By default, this searches for any categories containing your search term: eg, Tudor will also find Tudors, Tudor History, etc. Check the 'exact' box to restrict searching to categories exactly matching your search. All searches are case-insensitive.

This is a search for tags/categories assigned to blog posts by their authors. The terminology used for post tags varies across different blog platforms, but WordPress tags and categories, Blogspot labels, and Tumblr tags are all included.

This search feature has a number of purposes:

1. to give site users improved access to the content EMC has been aggregating since August 2012, so they can look for bloggers posting on topics they're interested in, explore what's happening in the early modern blogosphere, and so on.

2. to facilitate and encourage the proactive use of post categories/tags by groups of bloggers with shared interests. All searches can be bookmarked for reference, making it possible to create useful resources of blogging about specific news, topics, conferences, etc, in a similar fashion to Twitter hashtags. Bloggers could agree on a shared tag for posts, or an event organiser could announce one in advance, as is often done with Twitter hashtags.

Caveats and Work in Progress

This does not search post content, and it will not find any informal keywords/hashtags within the body of posts.

If EMC doesn't find any <category> tags for a post in the RSS feed it is classified as uncategorized. These and any <category> 'uncategorized' from the feed are omitted from search results. (It should always be borne in mind that some bloggers never use any kind of category or tag at all.)

This will not be a 'real time' search, although EMC updates content every few hours so it's never very far behind events.

The search is at present quite basic and limited. I plan to add a number of more sophisticated features in the future including the ability to filter by blog tags and by dates. I may also introduce RSS feeds for search queries at some point.
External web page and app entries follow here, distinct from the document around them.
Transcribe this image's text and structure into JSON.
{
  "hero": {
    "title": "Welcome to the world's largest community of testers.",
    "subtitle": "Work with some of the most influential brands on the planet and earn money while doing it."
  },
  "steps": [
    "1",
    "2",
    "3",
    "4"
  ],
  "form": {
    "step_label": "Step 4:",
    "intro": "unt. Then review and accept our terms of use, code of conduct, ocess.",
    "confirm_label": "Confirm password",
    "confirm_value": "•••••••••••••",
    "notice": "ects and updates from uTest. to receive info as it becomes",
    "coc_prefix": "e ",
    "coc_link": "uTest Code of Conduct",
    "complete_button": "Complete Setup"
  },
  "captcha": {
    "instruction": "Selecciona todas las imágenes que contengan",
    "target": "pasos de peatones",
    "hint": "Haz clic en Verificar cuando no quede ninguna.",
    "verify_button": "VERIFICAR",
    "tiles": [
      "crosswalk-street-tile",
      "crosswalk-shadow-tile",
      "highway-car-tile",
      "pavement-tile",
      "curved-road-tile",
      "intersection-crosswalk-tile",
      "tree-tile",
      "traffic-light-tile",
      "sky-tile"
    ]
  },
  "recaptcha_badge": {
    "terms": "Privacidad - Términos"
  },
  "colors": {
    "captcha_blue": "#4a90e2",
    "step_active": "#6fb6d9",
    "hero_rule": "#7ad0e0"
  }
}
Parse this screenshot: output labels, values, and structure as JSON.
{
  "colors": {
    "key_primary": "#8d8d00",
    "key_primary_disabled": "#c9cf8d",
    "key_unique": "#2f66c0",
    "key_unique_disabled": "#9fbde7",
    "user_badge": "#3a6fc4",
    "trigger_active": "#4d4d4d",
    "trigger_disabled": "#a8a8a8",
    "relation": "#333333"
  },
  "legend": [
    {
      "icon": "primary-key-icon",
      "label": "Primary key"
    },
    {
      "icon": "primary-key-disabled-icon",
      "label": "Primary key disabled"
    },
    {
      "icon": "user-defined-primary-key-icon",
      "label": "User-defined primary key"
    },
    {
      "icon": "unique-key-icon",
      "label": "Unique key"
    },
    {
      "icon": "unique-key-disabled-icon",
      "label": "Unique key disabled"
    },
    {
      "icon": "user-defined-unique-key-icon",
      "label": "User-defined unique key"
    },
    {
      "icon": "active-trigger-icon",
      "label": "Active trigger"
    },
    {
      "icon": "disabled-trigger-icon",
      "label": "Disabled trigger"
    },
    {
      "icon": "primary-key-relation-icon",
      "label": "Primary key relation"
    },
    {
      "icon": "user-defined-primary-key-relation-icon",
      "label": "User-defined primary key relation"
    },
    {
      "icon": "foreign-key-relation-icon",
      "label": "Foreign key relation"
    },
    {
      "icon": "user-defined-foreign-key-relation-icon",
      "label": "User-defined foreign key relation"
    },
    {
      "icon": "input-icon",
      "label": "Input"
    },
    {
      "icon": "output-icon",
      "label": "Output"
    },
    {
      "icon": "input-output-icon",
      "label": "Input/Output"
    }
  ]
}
Constructing Search Query URLs

If you'd like to use an event tag, it's possible to work out in advance what the URL will be, without needing to visit EMC and run the search manually (though you might be advised to check it works!). But you'll need to use URL encoding as appropriate for any spaces or punctuation in the tag (so it might be a good idea to avoid them).

This is the basic structure:

http://emc.historycarnival.org/searchcat?s={search term or phrase}

For example, the URL for a simple search for categories containing London:

http://emc.historycarnival.org/searchcat?s=london

The URL for a search for the exact category Gunpowder Plot:

http://emc.historycarnival.org/searchcat?s=Gunpowder%20Plot&exact=on

In this more complex URL, %20 is the URL encoding for a space between words and &exact=on adds the exact category requirement.

I'll do my best to ensure that the basic URL construction (searchcat?s=...) is stable and persistent as long as the site is around.